Mike O’Toole started the Gondola Getaway in 1981 as a marketing project at U.S.C.. Upon graduation in 1982, Mike obtained an 18-foot replica of a Gondola that at the time was being used as a rose garden for a home on Naples Islands. It was old yellow that was once the old Hearsey Duck Hunting Club. Mike rebuilt it and started operating cruises from Seaport Village behind the Jolly Roger. The business was a one-boat operation with the office being the small telephone like booth out by the now 1000 ft. dock. In the beginning years, the dock was a half sunken 25 ft. piece of wood that would be ankle deep on a good surge, meaning the gondolier would have to be barefooted at all times. From the start cheese, salami, and bread was served on a one-hour cruise through the canals of Naples on board an electric powered Gondola.
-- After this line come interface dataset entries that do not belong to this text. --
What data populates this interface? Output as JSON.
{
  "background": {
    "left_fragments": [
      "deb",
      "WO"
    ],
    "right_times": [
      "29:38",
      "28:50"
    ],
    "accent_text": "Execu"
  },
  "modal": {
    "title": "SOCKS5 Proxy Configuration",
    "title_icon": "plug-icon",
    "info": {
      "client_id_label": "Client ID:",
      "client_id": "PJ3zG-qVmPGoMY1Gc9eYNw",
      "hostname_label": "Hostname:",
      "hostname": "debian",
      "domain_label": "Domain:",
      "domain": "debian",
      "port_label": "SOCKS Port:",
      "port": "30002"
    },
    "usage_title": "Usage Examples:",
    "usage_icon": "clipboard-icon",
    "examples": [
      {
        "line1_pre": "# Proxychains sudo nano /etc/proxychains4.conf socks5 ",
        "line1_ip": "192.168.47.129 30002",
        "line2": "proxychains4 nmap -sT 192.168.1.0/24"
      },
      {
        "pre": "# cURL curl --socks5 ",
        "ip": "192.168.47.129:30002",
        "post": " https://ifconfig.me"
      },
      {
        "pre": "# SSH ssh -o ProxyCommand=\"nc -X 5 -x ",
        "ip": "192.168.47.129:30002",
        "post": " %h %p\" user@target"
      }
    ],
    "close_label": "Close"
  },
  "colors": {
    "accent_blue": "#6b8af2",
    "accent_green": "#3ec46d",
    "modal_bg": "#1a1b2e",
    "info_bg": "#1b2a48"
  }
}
Yes, in the beginning electric motors were used to propel the Gondolas for the simple fact that it didn't seem possible to row a boat for up to 8 hours with up to 6 people. Mike really thought he had the Italians beat by being able to just stand back and steer the Gondola while the motor pushed him and his passengers along.
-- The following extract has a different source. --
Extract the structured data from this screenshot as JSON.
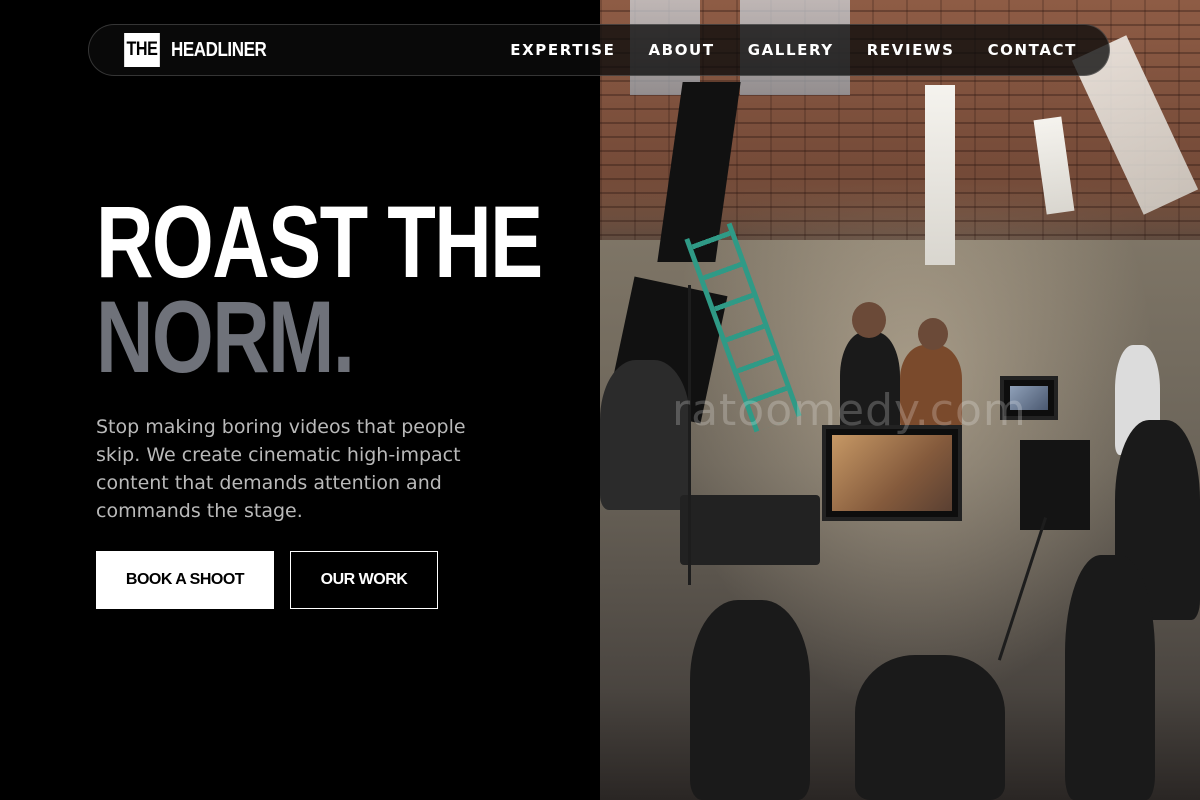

Business had begun to grow and the decision was made to expand the fleet and look for a business partner that would share the same love for the water and boats that Mike did. David Black, who had grown up in Naples with Mike surfing, sailing, and swimming through Alamitos Bay was a prime candidate. Both Mike and Dave had grown up through Naples elementary, Rogers Junior High School and then Wilson High School where they both did some traveling on their own. Then Dave went to Cal State Long Beach and Mike went toUniversity of Southern California.
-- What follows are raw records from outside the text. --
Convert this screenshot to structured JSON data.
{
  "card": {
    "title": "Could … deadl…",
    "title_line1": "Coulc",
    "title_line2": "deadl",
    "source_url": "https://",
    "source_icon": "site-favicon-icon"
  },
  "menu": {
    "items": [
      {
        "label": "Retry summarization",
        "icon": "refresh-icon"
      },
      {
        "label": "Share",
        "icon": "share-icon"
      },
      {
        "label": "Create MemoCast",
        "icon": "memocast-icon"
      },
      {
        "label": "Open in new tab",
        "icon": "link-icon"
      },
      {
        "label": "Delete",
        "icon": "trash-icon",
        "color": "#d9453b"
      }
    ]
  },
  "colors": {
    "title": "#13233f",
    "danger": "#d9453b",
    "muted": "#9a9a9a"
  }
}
The partnership began with the building of second Gondola using the skeleton of an old Lifeguard dory, which again was once found on Naples Islands. With only an old picture of a Gondola tacked up on the fence of David's parents house, they reconstructed the bow and stern and installed seats and another electric motor, still sold on American technology over Venetian ingenuity.